You wouldn’t be wrong to think “All About Love” feels a bit like how American films dealt with gay subject matter in the 1980s – with caution and reserve, indulging in soft focus and the occasional swell of a sappy love song in the background. But it should be remembered, of all the good ones at least, that they were building towards bigger breakthroughs with deceptively simple stories that served to lift gay characters to the level of straight ones in like-minded films.

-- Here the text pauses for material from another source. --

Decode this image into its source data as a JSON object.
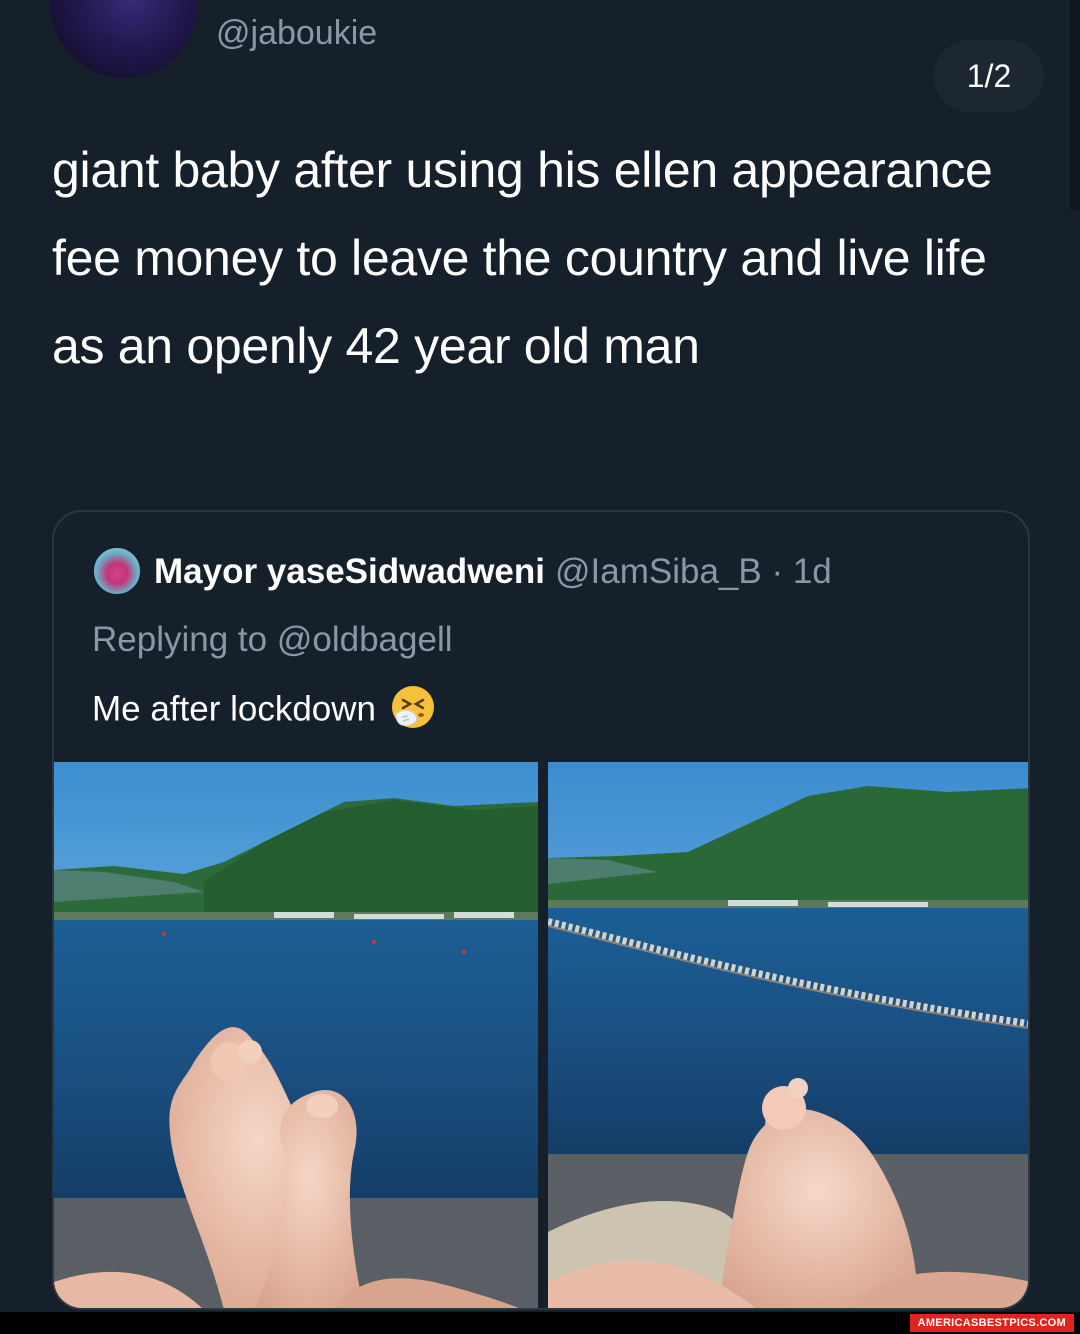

This isn’t to say that one should grade Ann Hui’s romantic comedy on a curve, since it’s a well-told story that stands on its own. But it’s important to note Hui’s struggle to film it without censorship in her home country of China, where it will be banned from ever playing in public since the suggestion of two women falling in love is too bold, let alone the idea they want to raise a family without a man in the mix. Which is exactly what happens when Anita (Vivian Chow) and Macy (Sandra Ng), a pair of schoolgirls who fell in love while they were in their teens rediscover their spark after running into each other at a prenatal clinic.
Both Anita and Macy have unwanted pregnancies by men who can’t handle commitment. Anita’s one-night stand is barely 20 and desperately wants to be in her life, though she has no interest in him. Meanwhile Macy, a successful attorney, is already reevaluating her sexuality by the time she sleeps with her married client, who shows no interest in raising a kid when he initially finds out.
However, the men take a backseat to what becomes a film that normalizes same-sex relationships as subtly as “The Kids Are All Right,” minus the kids since they aren’t born yet. In fact, the drama of the two women’s pregnancies are kept to a minimum as well, leaving the focus on a perfectly functional relationship between two women, apparently based on a true story, which comes through in the intelligence and unforced nature of its characters.
That sentiment also extends to Hui’s direction, which is warm without overdoing it (except for the music). It’s not surprising to learn that Hui originally envisioned the story as part of a television series since “All About Love” feels highly serialized, with casual conversations between Anita and Macy and their groups of friends taking their time and story strands weaving together towards a cohesive whole. There’s some things that aren’t subtle — Hui can’t help but put posters of Rosie the Riveter in Macy’s office alongside posters of feminist slogans, even though Macy’s client is charged with domestic abuse — yet there’s an effortlessness that pervades the entire movie, making this an occasion when love comes easy, but it’s changing people’s minds that’s hard.
“All About Love” doesn’t yet have U.S. distribution.